Task item:
Look through the records and copy each line that has "from" in it.

Materials provided:
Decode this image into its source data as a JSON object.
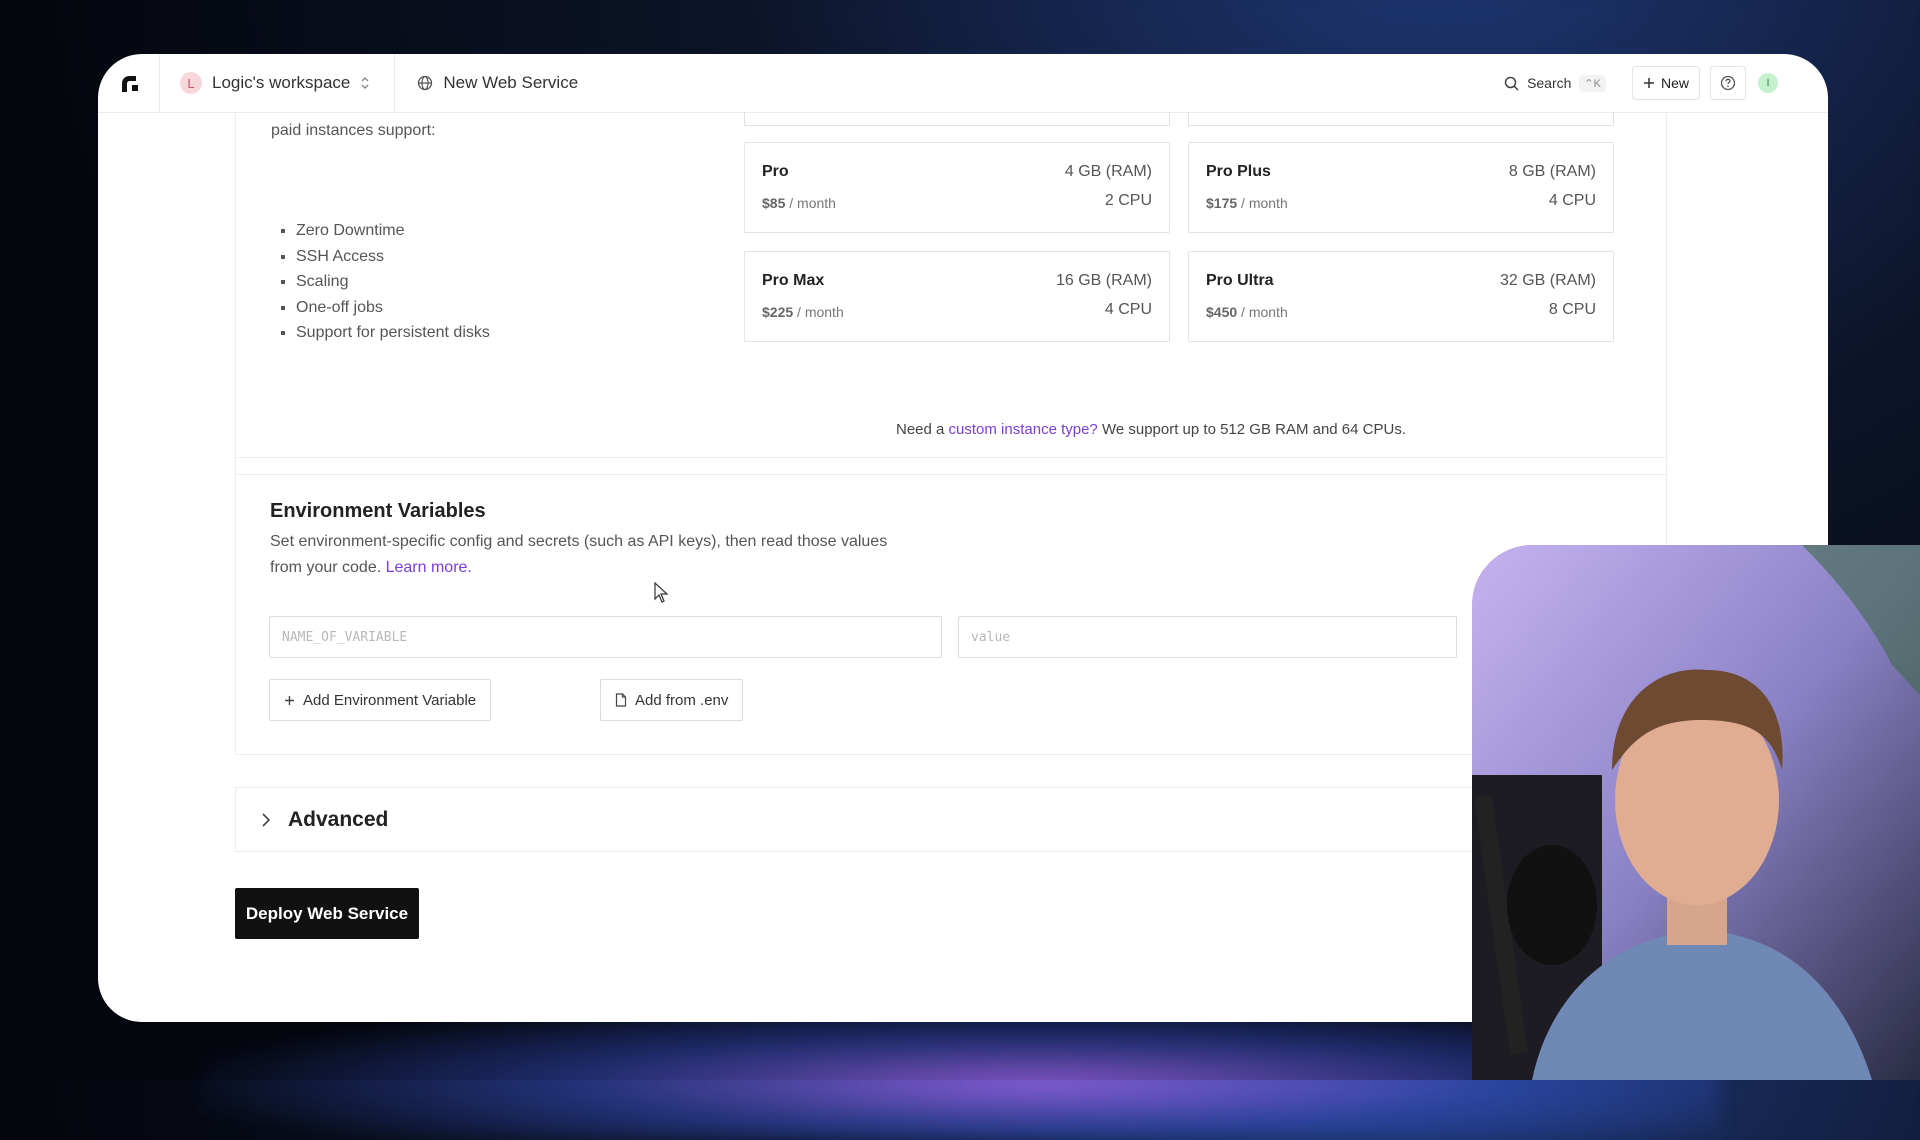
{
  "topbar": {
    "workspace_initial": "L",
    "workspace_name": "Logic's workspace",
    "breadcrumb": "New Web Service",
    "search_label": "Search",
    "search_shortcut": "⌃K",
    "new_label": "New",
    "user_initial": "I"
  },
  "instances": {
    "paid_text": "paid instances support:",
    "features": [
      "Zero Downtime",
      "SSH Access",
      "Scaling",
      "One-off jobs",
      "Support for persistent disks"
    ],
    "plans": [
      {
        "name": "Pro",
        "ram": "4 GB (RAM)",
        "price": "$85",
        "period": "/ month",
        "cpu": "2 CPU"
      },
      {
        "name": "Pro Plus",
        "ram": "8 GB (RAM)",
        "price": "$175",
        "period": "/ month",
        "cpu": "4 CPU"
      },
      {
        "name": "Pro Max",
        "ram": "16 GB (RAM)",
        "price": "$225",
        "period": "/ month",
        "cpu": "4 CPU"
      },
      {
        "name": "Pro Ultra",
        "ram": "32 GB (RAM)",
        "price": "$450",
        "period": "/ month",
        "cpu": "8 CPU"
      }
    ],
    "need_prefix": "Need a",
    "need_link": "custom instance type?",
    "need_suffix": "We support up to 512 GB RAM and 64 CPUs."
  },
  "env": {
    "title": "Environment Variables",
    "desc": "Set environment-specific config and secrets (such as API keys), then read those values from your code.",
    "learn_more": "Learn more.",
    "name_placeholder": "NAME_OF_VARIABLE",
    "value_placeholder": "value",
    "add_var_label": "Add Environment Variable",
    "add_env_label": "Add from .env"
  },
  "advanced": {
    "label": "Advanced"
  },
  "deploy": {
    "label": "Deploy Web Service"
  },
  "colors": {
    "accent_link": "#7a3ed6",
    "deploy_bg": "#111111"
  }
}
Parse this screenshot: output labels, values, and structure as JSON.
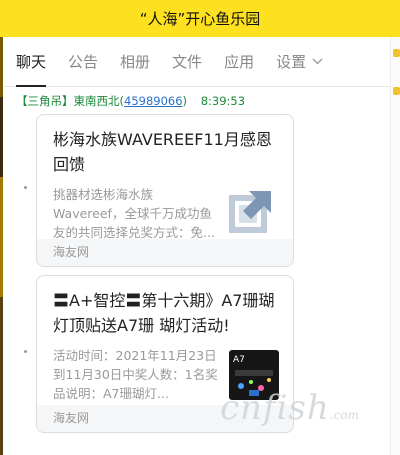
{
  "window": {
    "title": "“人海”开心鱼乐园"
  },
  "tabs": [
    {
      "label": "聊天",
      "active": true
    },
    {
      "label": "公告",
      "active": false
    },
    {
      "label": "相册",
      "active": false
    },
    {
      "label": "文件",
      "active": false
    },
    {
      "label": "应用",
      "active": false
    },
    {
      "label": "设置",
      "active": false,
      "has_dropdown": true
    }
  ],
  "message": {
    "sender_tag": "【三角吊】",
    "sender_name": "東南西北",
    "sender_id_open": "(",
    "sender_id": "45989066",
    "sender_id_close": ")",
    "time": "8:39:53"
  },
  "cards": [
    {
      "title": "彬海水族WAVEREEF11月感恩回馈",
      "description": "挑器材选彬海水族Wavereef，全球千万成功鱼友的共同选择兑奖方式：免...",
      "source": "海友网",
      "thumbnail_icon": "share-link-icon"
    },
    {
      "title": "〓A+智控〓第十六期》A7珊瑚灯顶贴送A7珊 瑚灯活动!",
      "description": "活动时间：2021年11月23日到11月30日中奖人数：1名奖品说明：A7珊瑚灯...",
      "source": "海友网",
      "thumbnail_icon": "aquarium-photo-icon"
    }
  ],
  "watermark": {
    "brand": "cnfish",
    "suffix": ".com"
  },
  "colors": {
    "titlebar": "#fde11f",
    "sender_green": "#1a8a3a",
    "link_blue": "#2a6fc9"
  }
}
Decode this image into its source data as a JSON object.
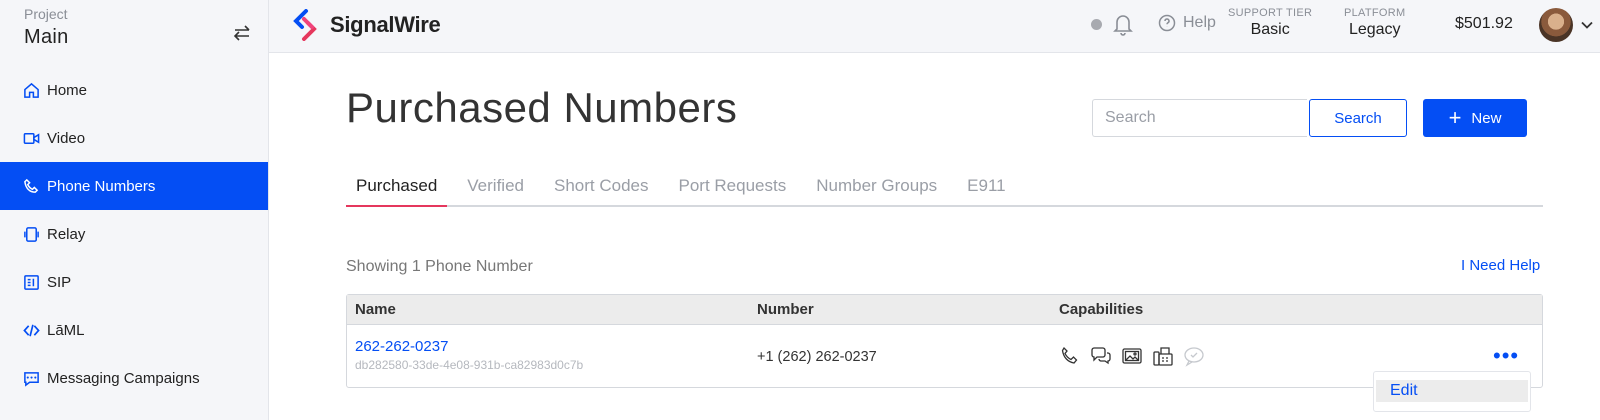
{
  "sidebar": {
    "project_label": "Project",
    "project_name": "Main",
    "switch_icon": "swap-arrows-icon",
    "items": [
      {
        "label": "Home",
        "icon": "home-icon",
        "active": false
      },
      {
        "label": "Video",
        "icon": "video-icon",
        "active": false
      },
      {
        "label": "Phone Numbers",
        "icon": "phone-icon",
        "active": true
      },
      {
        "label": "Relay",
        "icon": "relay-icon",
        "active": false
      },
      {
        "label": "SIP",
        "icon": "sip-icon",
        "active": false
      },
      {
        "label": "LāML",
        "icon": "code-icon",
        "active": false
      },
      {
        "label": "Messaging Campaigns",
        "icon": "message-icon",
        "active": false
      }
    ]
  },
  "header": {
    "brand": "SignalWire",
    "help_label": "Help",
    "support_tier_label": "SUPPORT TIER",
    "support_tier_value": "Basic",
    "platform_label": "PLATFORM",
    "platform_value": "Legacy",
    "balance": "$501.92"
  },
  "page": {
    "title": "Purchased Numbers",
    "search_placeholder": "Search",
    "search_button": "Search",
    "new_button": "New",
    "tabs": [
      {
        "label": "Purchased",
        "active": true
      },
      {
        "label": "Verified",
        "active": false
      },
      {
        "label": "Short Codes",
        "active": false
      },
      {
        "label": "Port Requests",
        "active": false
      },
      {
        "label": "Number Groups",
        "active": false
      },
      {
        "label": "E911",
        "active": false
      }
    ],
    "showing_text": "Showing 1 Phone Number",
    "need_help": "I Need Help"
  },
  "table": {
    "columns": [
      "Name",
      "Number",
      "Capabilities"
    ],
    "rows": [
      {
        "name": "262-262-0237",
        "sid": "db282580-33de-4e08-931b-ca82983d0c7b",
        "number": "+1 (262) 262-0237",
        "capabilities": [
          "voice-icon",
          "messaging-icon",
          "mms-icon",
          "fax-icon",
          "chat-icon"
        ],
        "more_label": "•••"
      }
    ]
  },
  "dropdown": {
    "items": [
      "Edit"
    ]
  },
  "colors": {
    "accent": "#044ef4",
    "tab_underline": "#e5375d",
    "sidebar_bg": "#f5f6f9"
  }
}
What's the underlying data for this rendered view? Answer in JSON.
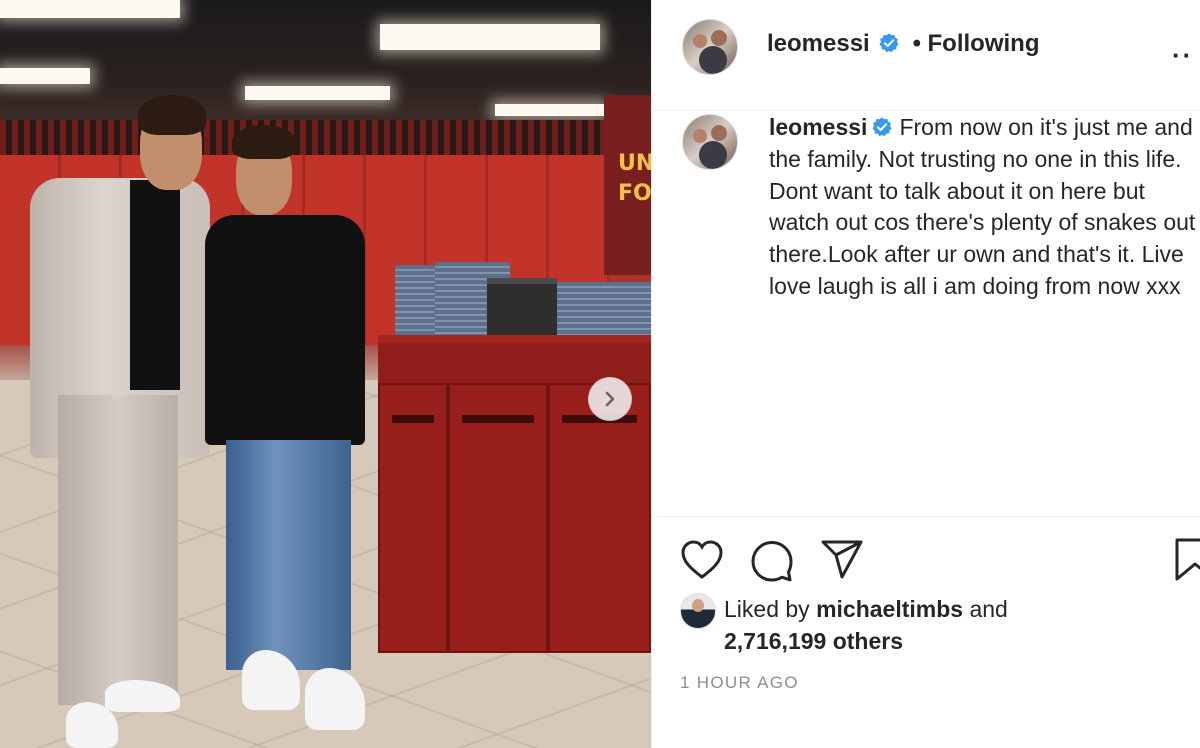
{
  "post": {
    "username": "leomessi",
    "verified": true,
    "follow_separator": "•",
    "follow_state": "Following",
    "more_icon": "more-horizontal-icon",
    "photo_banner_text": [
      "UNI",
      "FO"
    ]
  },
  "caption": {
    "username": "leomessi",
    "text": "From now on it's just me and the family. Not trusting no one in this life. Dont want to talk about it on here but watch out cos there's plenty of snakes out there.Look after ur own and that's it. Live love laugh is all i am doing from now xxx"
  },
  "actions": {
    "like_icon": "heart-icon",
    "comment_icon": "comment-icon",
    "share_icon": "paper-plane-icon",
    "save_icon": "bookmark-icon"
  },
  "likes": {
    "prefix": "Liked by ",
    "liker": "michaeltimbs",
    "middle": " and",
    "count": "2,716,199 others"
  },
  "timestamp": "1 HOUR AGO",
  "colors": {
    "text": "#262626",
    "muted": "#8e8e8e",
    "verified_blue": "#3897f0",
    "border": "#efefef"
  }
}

Response:
    "desc": "Set environment-specific config and secrets (such as API keys), then read those values from your code.",
    "add_env_label": "Add from .env"
    "text": "From now on it's just me and the family. Not trusting no one in this life. Dont want to talk about it on here but watch out cos there's plenty of snakes out there.Look after ur own and that's it. Live love laugh is all i am doing from now xxx"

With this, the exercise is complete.